Segment Start: Exercise materials
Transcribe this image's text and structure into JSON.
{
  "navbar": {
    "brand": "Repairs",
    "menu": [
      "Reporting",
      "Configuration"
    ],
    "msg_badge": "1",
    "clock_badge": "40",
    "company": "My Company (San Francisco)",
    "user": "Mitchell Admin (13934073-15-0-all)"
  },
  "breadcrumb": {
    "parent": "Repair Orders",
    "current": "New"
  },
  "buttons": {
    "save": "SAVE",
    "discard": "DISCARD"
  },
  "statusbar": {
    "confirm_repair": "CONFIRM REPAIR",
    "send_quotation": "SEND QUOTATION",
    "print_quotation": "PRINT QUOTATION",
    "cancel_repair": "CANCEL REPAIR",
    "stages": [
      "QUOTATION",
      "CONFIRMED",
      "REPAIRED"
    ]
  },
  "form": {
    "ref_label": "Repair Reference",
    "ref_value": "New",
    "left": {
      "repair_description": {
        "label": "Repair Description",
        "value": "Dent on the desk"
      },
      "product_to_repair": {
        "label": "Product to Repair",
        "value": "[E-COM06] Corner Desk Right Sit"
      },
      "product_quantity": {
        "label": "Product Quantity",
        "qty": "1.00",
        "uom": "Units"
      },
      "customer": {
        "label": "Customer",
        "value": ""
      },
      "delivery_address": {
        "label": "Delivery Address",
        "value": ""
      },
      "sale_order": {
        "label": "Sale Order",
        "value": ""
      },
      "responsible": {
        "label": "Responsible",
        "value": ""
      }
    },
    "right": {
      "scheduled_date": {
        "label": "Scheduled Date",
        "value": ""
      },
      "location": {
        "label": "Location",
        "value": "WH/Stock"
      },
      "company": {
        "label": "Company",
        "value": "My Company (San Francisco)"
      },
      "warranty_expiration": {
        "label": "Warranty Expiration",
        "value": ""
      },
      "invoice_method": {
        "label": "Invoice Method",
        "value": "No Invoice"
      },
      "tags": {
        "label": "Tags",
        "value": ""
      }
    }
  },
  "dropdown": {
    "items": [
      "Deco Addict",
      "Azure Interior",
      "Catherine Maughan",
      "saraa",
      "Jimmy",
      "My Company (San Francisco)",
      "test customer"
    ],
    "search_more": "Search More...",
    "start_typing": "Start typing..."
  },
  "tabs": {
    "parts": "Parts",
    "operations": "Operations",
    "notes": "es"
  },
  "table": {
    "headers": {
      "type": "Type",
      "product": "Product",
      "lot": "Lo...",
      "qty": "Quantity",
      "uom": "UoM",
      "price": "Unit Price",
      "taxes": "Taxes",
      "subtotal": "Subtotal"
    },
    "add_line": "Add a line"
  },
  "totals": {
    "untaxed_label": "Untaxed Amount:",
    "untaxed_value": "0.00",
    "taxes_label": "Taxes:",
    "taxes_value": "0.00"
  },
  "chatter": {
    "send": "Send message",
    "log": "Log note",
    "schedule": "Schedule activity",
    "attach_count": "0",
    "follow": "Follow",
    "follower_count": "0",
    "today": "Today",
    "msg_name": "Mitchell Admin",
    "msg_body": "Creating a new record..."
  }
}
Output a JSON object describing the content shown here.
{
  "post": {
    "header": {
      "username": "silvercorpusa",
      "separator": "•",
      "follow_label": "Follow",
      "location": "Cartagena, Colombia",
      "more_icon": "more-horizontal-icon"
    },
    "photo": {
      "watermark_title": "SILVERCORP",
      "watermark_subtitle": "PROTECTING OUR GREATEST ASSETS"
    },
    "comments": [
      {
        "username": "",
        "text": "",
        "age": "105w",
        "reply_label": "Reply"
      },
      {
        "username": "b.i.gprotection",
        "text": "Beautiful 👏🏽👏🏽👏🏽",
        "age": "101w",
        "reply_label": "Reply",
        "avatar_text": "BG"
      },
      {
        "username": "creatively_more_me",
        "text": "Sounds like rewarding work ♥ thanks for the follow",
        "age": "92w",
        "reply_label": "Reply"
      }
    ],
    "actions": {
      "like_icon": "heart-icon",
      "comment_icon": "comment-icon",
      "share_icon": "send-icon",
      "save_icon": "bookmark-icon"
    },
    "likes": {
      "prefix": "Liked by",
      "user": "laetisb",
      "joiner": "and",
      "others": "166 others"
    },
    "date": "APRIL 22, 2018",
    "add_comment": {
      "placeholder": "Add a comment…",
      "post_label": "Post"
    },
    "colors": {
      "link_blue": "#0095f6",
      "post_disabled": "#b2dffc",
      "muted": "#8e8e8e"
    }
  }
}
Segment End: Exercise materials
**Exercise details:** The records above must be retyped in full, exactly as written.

**The answer:**
Transcribe this image's text and structure into JSON.
{
  "navbar": {
    "brand": "Repairs",
    "menu": [
      "Reporting",
      "Configuration"
    ],
    "msg_badge": "1",
    "clock_badge": "40",
    "company": "My Company (San Francisco)",
    "user": "Mitchell Admin (13934073-15-0-all)"
  },
  "breadcrumb": {
    "parent": "Repair Orders",
    "current": "New"
  },
  "buttons": {
    "save": "SAVE",
    "discard": "DISCARD"
  },
  "statusbar": {
    "confirm_repair": "CONFIRM REPAIR",
    "send_quotation": "SEND QUOTATION",
    "print_quotation": "PRINT QUOTATION",
    "cancel_repair": "CANCEL REPAIR",
    "stages": [
      "QUOTATION",
      "CONFIRMED",
      "REPAIRED"
    ]
  },
  "form": {
    "ref_label": "Repair Reference",
    "ref_value": "New",
    "left": {
      "repair_description": {
        "label": "Repair Description",
        "value": "Dent on the desk"
      },
      "product_to_repair": {
        "label": "Product to Repair",
        "value": "[E-COM06] Corner Desk Right Sit"
      },
      "product_quantity": {
        "label": "Product Quantity",
        "qty": "1.00",
        "uom": "Units"
      },
      "customer": {
        "label": "Customer",
        "value": ""
      },
      "delivery_address": {
        "label": "Delivery Address",
        "value": ""
      },
      "sale_order": {
        "label": "Sale Order",
        "value": ""
      },
      "responsible": {
        "label": "Responsible",
        "value": ""
      }
    },
    "right": {
      "scheduled_date": {
        "label": "Scheduled Date",
        "value": ""
      },
      "location": {
        "label": "Location",
        "value": "WH/Stock"
      },
      "company": {
        "label": "Company",
        "value": "My Company (San Francisco)"
      },
      "warranty_expiration": {
        "label": "Warranty Expiration",
        "value": ""
      },
      "invoice_method": {
        "label": "Invoice Method",
        "value": "No Invoice"
      },
      "tags": {
        "label": "Tags",
        "value": ""
      }
    }
  },
  "dropdown": {
    "items": [
      "Deco Addict",
      "Azure Interior",
      "Catherine Maughan",
      "saraa",
      "Jimmy",
      "My Company (San Francisco)",
      "test customer"
    ],
    "search_more": "Search More...",
    "start_typing": "Start typing..."
  },
  "tabs": {
    "parts": "Parts",
    "operations": "Operations",
    "notes": "es"
  },
  "table": {
    "headers": {
      "type": "Type",
      "product": "Product",
      "lot": "Lo...",
      "qty": "Quantity",
      "uom": "UoM",
      "price": "Unit Price",
      "taxes": "Taxes",
      "subtotal": "Subtotal"
    },
    "add_line": "Add a line"
  },
  "totals": {
    "untaxed_label": "Untaxed Amount:",
    "untaxed_value": "0.00",
    "taxes_label": "Taxes:",
    "taxes_value": "0.00"
  },
  "chatter": {
    "send": "Send message",
    "log": "Log note",
    "schedule": "Schedule activity",
    "attach_count": "0",
    "follow": "Follow",
    "follower_count": "0",
    "today": "Today",
    "msg_name": "Mitchell Admin",
    "msg_body": "Creating a new record..."
  }
}
Output a JSON object describing the content shown here.
{
  "post": {
    "header": {
      "username": "silvercorpusa",
      "separator": "•",
      "follow_label": "Follow",
      "location": "Cartagena, Colombia",
      "more_icon": "more-horizontal-icon"
    },
    "photo": {
      "watermark_title": "SILVERCORP",
      "watermark_subtitle": "PROTECTING OUR GREATEST ASSETS"
    },
    "comments": [
      {
        "username": "",
        "text": "",
        "age": "105w",
        "reply_label": "Reply"
      },
      {
        "username": "b.i.gprotection",
        "text": "Beautiful 👏🏽👏🏽👏🏽",
        "age": "101w",
        "reply_label": "Reply",
        "avatar_text": "BG"
      },
      {
        "username": "creatively_more_me",
        "text": "Sounds like rewarding work ♥ thanks for the follow",
        "age": "92w",
        "reply_label": "Reply"
      }
    ],
    "actions": {
      "like_icon": "heart-icon",
      "comment_icon": "comment-icon",
      "share_icon": "send-icon",
      "save_icon": "bookmark-icon"
    },
    "likes": {
      "prefix": "Liked by",
      "user": "laetisb",
      "joiner": "and",
      "others": "166 others"
    },
    "date": "APRIL 22, 2018",
    "add_comment": {
      "placeholder": "Add a comment…",
      "post_label": "Post"
    },
    "colors": {
      "link_blue": "#0095f6",
      "post_disabled": "#b2dffc",
      "muted": "#8e8e8e"
    }
  }
}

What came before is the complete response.